Effective policy making requires a prompt redressal and feedback mechanism, and NITI Aayog carries out visits of ‘Young Professionals’ to the aspirational districts for this. As a Young Professional, I went to the Virudhunagar in Tamil Nadu and witnessed the district collector, IAS officer Meghanatha Reddy, make the lives of children and the disabled easier by focussing on sanitation, access and literacy.
Aid for the disabled
About 2.2 per cent of India’s population lives with some kind of physical or mental disability, as per the Survey of Persons with Disabilities released in 2019 by the National Statistics Office (NSO). Accessible toilets are one of the pivotal features of the Right of Persons with Disabilities Act, 2016. Project Udhayam, conceptualised and successfully implemented by Reddy in Virudhunagar, is an initiative to build accessible and affordable toilets for the disabled. The project runs in tandem with the United Nations Sustainable Development Goals (2030 Agenda) that focuses on universal access to clean water and sanitation.
The vision behind the project started in 2021 is to ease the lives of the disabled by providing them with the basic sanitation facility in their home. A total of 100 toilets have been built to date and many others are in the pipeline. The toilets are equipped with a ramp, western commode, hand faucet and rail. They have been designed to allow easy passage of a wheelchair. The model can be easily scaled up and replicated across different parts of India. No one should be deprived of the right to sanitation because of a lack of funds.
Real-time data is maintained of the disabled residents and updated by field personnel who conduct regular checks. During one of those visits, it came to their notice that a disabled resident was facing an issue with his wheelchair and all efforts were made to get it fixed at the earliest.

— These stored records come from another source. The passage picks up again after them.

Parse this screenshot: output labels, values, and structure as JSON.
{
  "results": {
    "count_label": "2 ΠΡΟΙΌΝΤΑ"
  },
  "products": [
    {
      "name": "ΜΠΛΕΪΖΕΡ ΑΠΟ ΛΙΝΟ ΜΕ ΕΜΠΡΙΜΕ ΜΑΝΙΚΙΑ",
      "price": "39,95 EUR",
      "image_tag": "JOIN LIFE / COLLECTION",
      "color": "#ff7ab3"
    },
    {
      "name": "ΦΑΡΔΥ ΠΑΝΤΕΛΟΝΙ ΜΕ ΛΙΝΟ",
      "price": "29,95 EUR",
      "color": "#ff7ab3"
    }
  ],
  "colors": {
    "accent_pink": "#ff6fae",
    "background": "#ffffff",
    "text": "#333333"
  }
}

Focus on literacy and learning outcomes
Virudhunagar undertook additional efforts during the Covid-19 lockdown to support the online education of children in the district. The rural areas have their own challenges like power shortages, but the schools managed to bridge the gap and circulated pre-recorded videos of classes to the students. After school help-hours were made available for students in case they had queries and or could not join the class.
An Intervention Centre for Children with Disabilities ensured that officials made weekly visits to children’s homes so that they were not deprived of education. As per Census 2011, the average literacy rate in the Virudhunagar district was 80.1 per cent, and it is among the higher-ranked districts when it comes to literacy. A recent survey conducted by Reddy identified two students who dropped out due to Covid and directed the school staff to bring them back.
A unique and commendable initiative started by Reddy is “Coffee with the Collector”, where he invites a group of school children from different schools of Virudhunagar every week to know more about their education and the challenges they are facing. This makes the bureaucracy more inclusive. Virudhunagar district has pursued other noteworthy reforms like improving green cover in drought-prone areas by creating the Miyawaki forest, setting up milk banks in hospitals and Project Kanmani (customised nutrition kits for children delivered every 15 days at their doorstep by Anganwadi staff).
Just as the vision of Prime Minister Narendra Modi is to have bank accounts for all, the vision of DM Reddy is to provide insurance to each and every individual in Virudhunagar. Social security can significantly revamp the lives of people and provide that missing safety net. One village in Virudhunagar has already achieved a milestone by ensuring insurance for all. While there is a long way to go in several development indicators, ‘the journey of a thousand miles begins with one step’.
Drashti Shah is a Young Professional, Economics and Finance Cell, NITI Aayog. Views are personal.